“A year-round license is important so we can keep customers and be competitive,” Pellino said of his 65-seat full-service Italian restaurant. “I would prefer a full liquor license year round, so I will keep my name in for that.”
Macklin is opening Bunz Burger with his daughter, Hannah. It will have 14 seats and be open seven days a week from 11 a.m. to 8 p.m.
“We really wanted a license to generate profit, because we are so small,” he said.
He previously held a full liquor license in town for more than 20 years with Stone Soup, which opened at the same Mitchell Road location in 1993 before later moving to the corner of Central and Market streets. In 2009, the restaurant moved into the building formerly occupied by Marco Polo restaurant on High Street until it closed in August.
“We just thought it would be a nice addition for people coming in to have a burger if they could have a cold beer with it,” Macklin said. There would be no bar, and all alcohol would be served in cans or bottles, he said.
“Right now, it is just the burger concept,” he said, noting that there would be side dishes and salads.
Berry suggested that the town apply for a home rule petition to the state legislature for more liquor licenses, either all-alcohol or beer and wine. She asked Pellino if he would consider waiting for such a petition in order to get an all-alcohol license, but his lawyer said it wasn’t a good idea.
“They go for one or two years before they are finally approved, if they are approved,” said James Cody, Pellino’s lawyer. “I don’t think he has the luxury of a year or two to stay in business with no guarantees.”

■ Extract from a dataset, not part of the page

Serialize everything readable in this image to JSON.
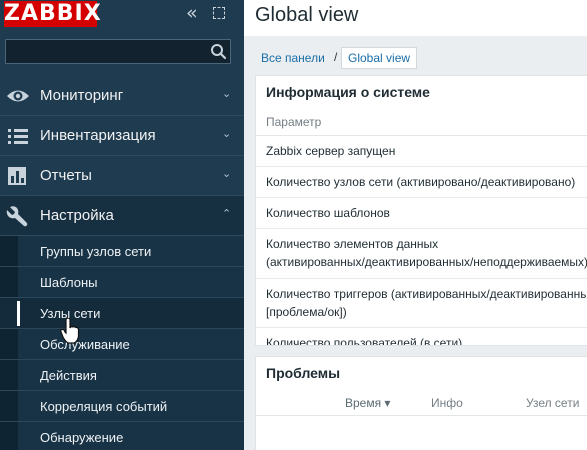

While Pellino said he would prefer an all-alcohol license, he said it’s important he has a year-round license to maintain his business. He said 80 to 85 percent of his customers order wine with their meals.
“My restaurant calls for it,” Pellino said. “A customer will not walk out because he can’t have vodka or scotch; they’ll have a glass of wine or beer. You can’t have nothing.”
Pellino opened Mamma Luisa Cucina and Bar in the former spot of Rossini’s in May. The Danvers native opened his first restaurant, Pellino’s Fine Italian Dining, in Marblehead in 1992 and moved it to the North End in 2012. He operates both the Ipswich and Boston restaurants.
The license in town recently became available after the town and state reconciled records regarding available liquor licenses in town, according to Jennifer Breaker, the town manager’s assistant. State records showed that one of the town’s wine and malt licenses was tied up by Cafe Zabaglione, which had switched its license to all-alcohol a number of years ago, Breaker said.
Pellino said the beer and wine license should have been available when he first opened, and this likely wouldn’t have been an issue.
Craft supported Mamma Louisa during the discussion at the hearing.
“For a variety of reasons, I am inclined in the direction of downtown,” Craft said. “I think to keep our licenses concentrated there is a good thing.”
Pellino’s license must still be approved by the state’s Alcoholic Beverages Control Commission, but he hopes to have it in a couple of weeks.
Staff writer Jonathan Phelps can be reached at 978-338-2527 or by email at email@example.com. Follow him on Twitter at JPhelps_SN.